Why The Wall Street Journal Claims Politicians Are Grandstanding on Credit Cards?

October 2009

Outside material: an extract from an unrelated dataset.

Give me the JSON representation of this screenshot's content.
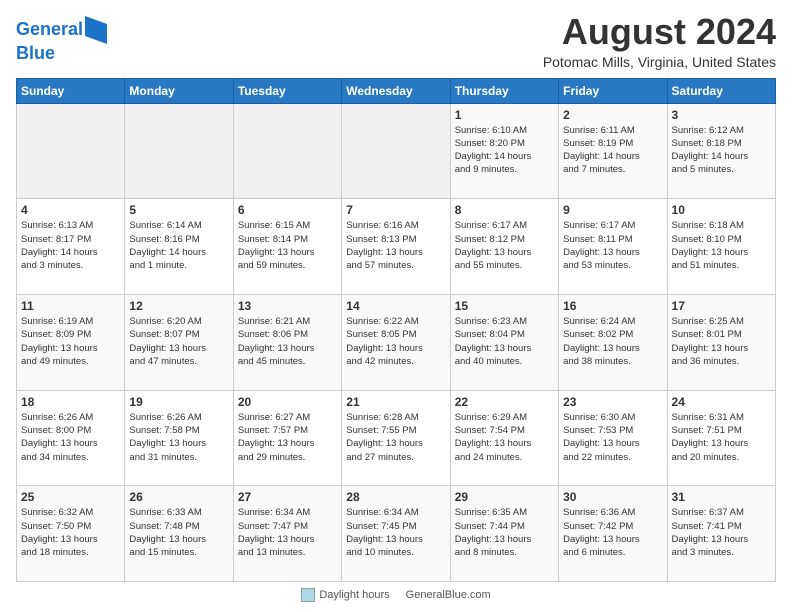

Markey, BetsyGee thanks, Mark Udall and Betsy Markey. But where were you during all those months when people were complaining that credit card companies were jacking up their rates? And what were you thinking, Senate Banking Chairman Chris Dodd, when you gave credit-card banks all that time to adjust to new consumer protections that would prevent companies from increasing interest rates on their customers without notice? That's more or less the tone of this Wall Street Journal article, which highlights lawmakers' latest efforts to stop banks from gouging consumers before a law goes into effect three months from now. "At a time when families are struggling to make ends meet, jacked up rates can quickly create crushing debt," Dodd says in a statement. The Journal responds: "If customers are being taken to the cleaners, it is because lawmakers like Mr. Dodd sent them there," adding that Dodd's words are, in essence, political grandstanding. Moreover, the Journal concludes that new legislation is unlikely because it, too, would probably hurt consumers. Still, lawmakers are trying, including U.S. Senator Udall and U.S. Representative Markey (pictured), both Colorado Democrats, as The Denver Post reports. Meanwhile, if you're pinched by a credit card, or considering applying for one, perhaps the best way to help yourself is to abandon the big commercial banks for a responsible credit union, suggests Forbes, citing a new study by Pew Health Group. The study finds the median interest rates for credit cards from the nation's largest credit unions are 20 percent lower than those for bank-issued cards.